All of the data below should be returned exactly.

◇ ◇ ◇ ◇ ◇

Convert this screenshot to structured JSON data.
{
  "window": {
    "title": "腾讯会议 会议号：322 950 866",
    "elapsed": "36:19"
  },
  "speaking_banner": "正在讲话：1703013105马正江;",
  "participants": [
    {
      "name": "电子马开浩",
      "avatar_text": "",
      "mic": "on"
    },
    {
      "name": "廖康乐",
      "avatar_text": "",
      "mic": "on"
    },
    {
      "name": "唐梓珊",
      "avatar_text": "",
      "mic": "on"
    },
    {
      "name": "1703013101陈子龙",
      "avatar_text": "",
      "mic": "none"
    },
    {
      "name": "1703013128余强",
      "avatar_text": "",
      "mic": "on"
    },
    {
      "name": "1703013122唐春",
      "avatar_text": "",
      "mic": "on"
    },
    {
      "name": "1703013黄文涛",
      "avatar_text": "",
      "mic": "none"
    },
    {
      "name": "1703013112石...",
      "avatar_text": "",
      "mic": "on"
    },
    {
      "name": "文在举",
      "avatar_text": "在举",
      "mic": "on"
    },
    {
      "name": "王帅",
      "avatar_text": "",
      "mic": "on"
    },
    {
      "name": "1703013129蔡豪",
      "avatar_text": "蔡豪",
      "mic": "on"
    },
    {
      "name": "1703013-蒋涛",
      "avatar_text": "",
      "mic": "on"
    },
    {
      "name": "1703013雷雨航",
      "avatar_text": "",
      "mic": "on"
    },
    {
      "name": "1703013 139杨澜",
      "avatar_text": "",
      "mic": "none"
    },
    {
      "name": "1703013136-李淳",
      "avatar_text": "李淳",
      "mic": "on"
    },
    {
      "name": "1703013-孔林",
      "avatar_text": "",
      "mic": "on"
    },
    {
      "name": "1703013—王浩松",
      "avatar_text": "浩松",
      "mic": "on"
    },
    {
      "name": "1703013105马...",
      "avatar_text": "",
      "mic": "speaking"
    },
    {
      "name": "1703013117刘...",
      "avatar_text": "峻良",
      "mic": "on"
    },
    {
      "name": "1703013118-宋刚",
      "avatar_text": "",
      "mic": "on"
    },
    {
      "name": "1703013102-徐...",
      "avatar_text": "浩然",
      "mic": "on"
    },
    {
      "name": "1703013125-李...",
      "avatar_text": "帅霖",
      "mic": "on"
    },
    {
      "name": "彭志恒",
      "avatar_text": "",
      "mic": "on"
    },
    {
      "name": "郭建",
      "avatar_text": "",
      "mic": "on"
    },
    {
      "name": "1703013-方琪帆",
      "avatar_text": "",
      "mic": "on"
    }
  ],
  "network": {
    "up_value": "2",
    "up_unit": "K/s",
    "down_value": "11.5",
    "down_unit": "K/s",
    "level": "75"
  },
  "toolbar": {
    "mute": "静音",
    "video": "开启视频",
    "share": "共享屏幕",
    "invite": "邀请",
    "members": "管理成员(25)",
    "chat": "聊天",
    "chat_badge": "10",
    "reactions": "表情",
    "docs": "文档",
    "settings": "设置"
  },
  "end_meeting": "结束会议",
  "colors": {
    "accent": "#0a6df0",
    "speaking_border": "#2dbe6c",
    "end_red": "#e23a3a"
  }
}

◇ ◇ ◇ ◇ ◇

**Task solution:**
Convert this screenshot to structured JSON data.
{
  "window": {
    "title": "腾讯会议 会议号：322 950 866",
    "elapsed": "36:19"
  },
  "speaking_banner": "正在讲话：1703013105马正江;",
  "participants": [
    {
      "name": "电子马开浩",
      "avatar_text": "",
      "mic": "on"
    },
    {
      "name": "廖康乐",
      "avatar_text": "",
      "mic": "on"
    },
    {
      "name": "唐梓珊",
      "avatar_text": "",
      "mic": "on"
    },
    {
      "name": "1703013101陈子龙",
      "avatar_text": "",
      "mic": "none"
    },
    {
      "name": "1703013128余强",
      "avatar_text": "",
      "mic": "on"
    },
    {
      "name": "1703013122唐春",
      "avatar_text": "",
      "mic": "on"
    },
    {
      "name": "1703013黄文涛",
      "avatar_text": "",
      "mic": "none"
    },
    {
      "name": "1703013112石...",
      "avatar_text": "",
      "mic": "on"
    },
    {
      "name": "文在举",
      "avatar_text": "在举",
      "mic": "on"
    },
    {
      "name": "王帅",
      "avatar_text": "",
      "mic": "on"
    },
    {
      "name": "1703013129蔡豪",
      "avatar_text": "蔡豪",
      "mic": "on"
    },
    {
      "name": "1703013-蒋涛",
      "avatar_text": "",
      "mic": "on"
    },
    {
      "name": "1703013雷雨航",
      "avatar_text": "",
      "mic": "on"
    },
    {
      "name": "1703013 139杨澜",
      "avatar_text": "",
      "mic": "none"
    },
    {
      "name": "1703013136-李淳",
      "avatar_text": "李淳",
      "mic": "on"
    },
    {
      "name": "1703013-孔林",
      "avatar_text": "",
      "mic": "on"
    },
    {
      "name": "1703013—王浩松",
      "avatar_text": "浩松",
      "mic": "on"
    },
    {
      "name": "1703013105马...",
      "avatar_text": "",
      "mic": "speaking"
    },
    {
      "name": "1703013117刘...",
      "avatar_text": "峻良",
      "mic": "on"
    },
    {
      "name": "1703013118-宋刚",
      "avatar_text": "",
      "mic": "on"
    },
    {
      "name": "1703013102-徐...",
      "avatar_text": "浩然",
      "mic": "on"
    },
    {
      "name": "1703013125-李...",
      "avatar_text": "帅霖",
      "mic": "on"
    },
    {
      "name": "彭志恒",
      "avatar_text": "",
      "mic": "on"
    },
    {
      "name": "郭建",
      "avatar_text": "",
      "mic": "on"
    },
    {
      "name": "1703013-方琪帆",
      "avatar_text": "",
      "mic": "on"
    }
  ],
  "network": {
    "up_value": "2",
    "up_unit": "K/s",
    "down_value": "11.5",
    "down_unit": "K/s",
    "level": "75"
  },
  "toolbar": {
    "mute": "静音",
    "video": "开启视频",
    "share": "共享屏幕",
    "invite": "邀请",
    "members": "管理成员(25)",
    "chat": "聊天",
    "chat_badge": "10",
    "reactions": "表情",
    "docs": "文档",
    "settings": "设置"
  },
  "end_meeting": "结束会议",
  "colors": {
    "accent": "#0a6df0",
    "speaking_border": "#2dbe6c",
    "end_red": "#e23a3a"
  }
}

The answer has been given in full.